| What is needed |
Report each line of the material below where the word "JSON" can be found.

| Available data |
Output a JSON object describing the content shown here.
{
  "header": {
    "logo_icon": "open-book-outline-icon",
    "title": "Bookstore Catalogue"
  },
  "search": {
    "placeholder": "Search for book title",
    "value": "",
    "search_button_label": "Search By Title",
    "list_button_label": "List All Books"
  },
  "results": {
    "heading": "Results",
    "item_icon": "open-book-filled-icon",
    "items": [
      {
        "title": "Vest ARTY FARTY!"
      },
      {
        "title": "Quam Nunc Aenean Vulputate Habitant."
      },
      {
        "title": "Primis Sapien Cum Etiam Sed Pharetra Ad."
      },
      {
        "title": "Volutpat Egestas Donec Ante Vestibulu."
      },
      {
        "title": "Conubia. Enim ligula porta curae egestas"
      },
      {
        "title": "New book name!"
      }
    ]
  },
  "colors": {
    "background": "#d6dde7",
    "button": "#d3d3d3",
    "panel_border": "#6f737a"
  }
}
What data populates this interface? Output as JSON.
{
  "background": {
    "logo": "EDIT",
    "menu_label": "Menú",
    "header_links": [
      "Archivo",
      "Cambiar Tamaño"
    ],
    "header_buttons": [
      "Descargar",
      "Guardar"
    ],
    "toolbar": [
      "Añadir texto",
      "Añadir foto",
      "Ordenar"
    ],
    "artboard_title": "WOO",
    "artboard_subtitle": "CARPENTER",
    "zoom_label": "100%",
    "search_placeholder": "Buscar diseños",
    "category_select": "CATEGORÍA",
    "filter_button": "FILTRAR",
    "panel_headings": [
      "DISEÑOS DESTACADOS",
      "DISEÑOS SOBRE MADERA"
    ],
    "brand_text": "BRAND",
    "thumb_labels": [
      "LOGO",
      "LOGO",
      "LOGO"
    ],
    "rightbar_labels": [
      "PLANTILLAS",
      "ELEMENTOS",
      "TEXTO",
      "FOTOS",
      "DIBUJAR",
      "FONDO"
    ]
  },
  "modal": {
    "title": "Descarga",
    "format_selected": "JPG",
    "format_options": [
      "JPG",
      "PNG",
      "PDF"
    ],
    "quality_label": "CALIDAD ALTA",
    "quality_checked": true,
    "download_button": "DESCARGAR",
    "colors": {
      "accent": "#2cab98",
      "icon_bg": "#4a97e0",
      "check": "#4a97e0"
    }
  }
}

| Solution to this problem |
Output a JSON object describing the content shown here.
What data populates this interface? Output as JSON.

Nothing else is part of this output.